To acquire a reverse mortgage, you can’t just go to any lender. Reverse mortgages are a specialty product, and just particular lenders provide them. A few of the most significant names in reverse mortgage lending consist of American Advisors Group, One Reverse Mortgage, and Liberty Home Equity Solutions. It’s a great idea to get a reverse mortgage with a number of companies to see which has the most affordable rates and costs. Although reverse mortgages are federally controlled, there is still freedom in what each lender can charge.

With a reverse mortgage, instead of the homeowner making payments to the lender, the lender makes payments to the homeowner. The homeowner gets to choose how to receive these payments (we’ll describe the options in the next section) and just pays interest on the proceeds got. The interest is rolled into the loan balance so that the homeowner doesn’t pay anything up front. reverse mortgage info keeps the title to the home. Over the loan’s life, the homeowner’s debt boosts and home equity decreases.

A reverse mortgage might sound a lot like a home equity loan or a home equity credit line (HELOC). Certainly, similar to one of these loans, a reverse mortgage can offer a lump sum or a credit line that you can access as required, based on just how much of your home you’ve paid off and your home’s market price. However unlike a home equity loan or a HELOC, you do not need to have an income or great credit to qualify, and you will not make any loan payments while you occupy the home as your primary home.

While reverse mortgages do not have income or credit report requirements, they still have rules about who certifies. You should be at least 62 years old, and you need to either own your home free and clear or have a substantial amount of equity (at least 50%). Customers must pay an origination cost, an up-front mortgage insurance premium, continuous mortgage insurance premiums (MIPs), loan maintenance charges, and interest. The federal government limitations how much lenders can charge for these products.

The federal government decreased the initial principal limit in October 2017, making it harder for homeowners, particularly younger ones, to receive a reverse mortgage. On the advantage, the modification assists customers preserve more of their equity. The government decreased the limit for the same factor that it altered insurance coverage premiums: because the mortgage insurance coverage fund’s deficit had almost folded the past. This is the fund that pays lending institutions and safeguards taxpayers from reverse mortgage losses.

Reverse mortgages can provide much-needed cash for senior citizens whose net worth is mostly bound in the value of their home. On the other hand, these loans can be pricey and complex, in addition to subject to rip-offs. This short article will teach you how reverse mortgages work and how to safeguard yourself from the pitfalls, so you can make an educated decision about whether such a loan might be ideal for you or your moms and dads.

In a word, a reverse mortgage is a loan. A homeowner who is 62 or older and has significant home equity can borrow versus the worth of their home and receive funds as a lump sum, fixed regular monthly payment, or line of credit. Unlike a forward mortgage– the type used to buy a home– a reverse mortgage does not need the homeowner to make any loan payments.

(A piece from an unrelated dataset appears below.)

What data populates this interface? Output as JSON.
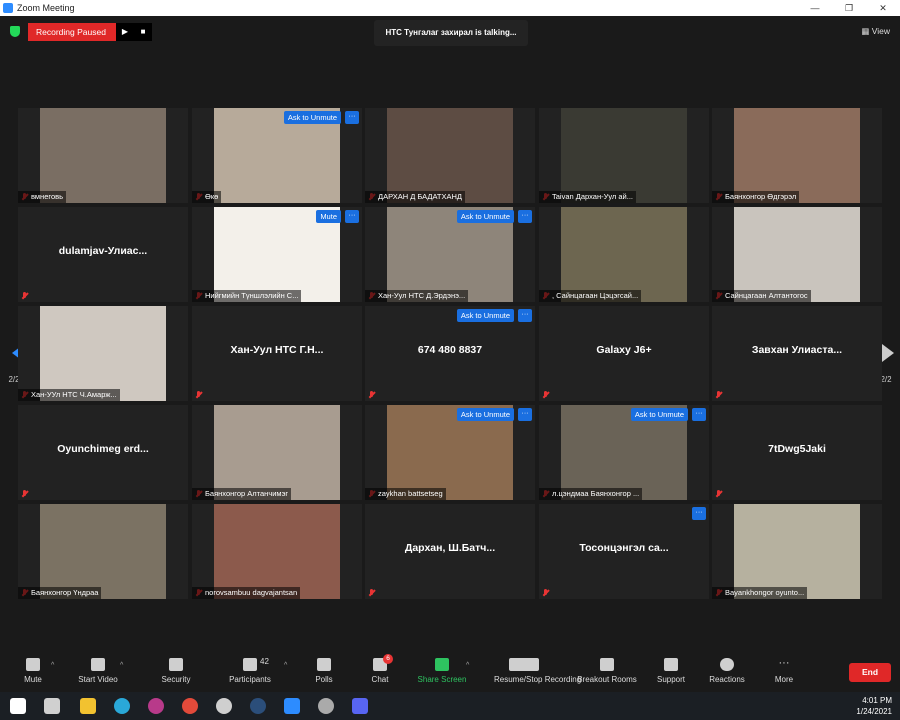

With a product as possibly profitable as a reverse mortgage and a susceptible population of debtors who may either have cognitive problems or be desperately seeking financial salvation, rip-offs are plentiful. Deceitful suppliers and home improvement professionals have targeted elders to help them secure reverse mortgages to pay for home improvements– simply put, so they can earn money. The supplier or contractor might or may not actually deliver on promised, quality work; they may simply steal the homeowner’s cash.

A reverse mortgage is the only way to access home equity without selling the home for elders who either don’t desire the obligation of making a monthly loan payment or can’t get approved for a home equity loan or refinance because of restricted cash flow or poor credit. If you don’t receive any of these loans, what alternatives stay for using home equity to money your retirement? You could offer and downsize, or you could offer your home to your children or grandchildren to keep it in the family, maybe even becoming their tenant if you wish to continue residing in the home.

When you have a routine mortgage, you pay the lender monthly to buy your home in time. In a reverse mortgage, you get a loan in which the lender pays you. Reverse mortgages participate of the equity in your home and convert it into payments to you– a kind of advance payment on your home equity. The cash you get usually is tax-free. Typically, you do not have to repay the money for as long as you live in your home. When you die, sell your home, or leave, you, your partner, or your estate would pay back the loan. Sometimes that means selling the home to get cash to repay the loan.

Instead, the whole loan balance becomes due and payable when the debtor dies, moves away completely, or offers the home. Federal regulations require lending institutions to structure the deal so that the loan amount doesn’t go beyond the home’s value and that the customer or customer’s estate will not be delegated paying the distinction if the loan balance does become larger than the home’s worth. One way that this could happen is through a drop in the home’s market price; another is if the debtor lives for a long time.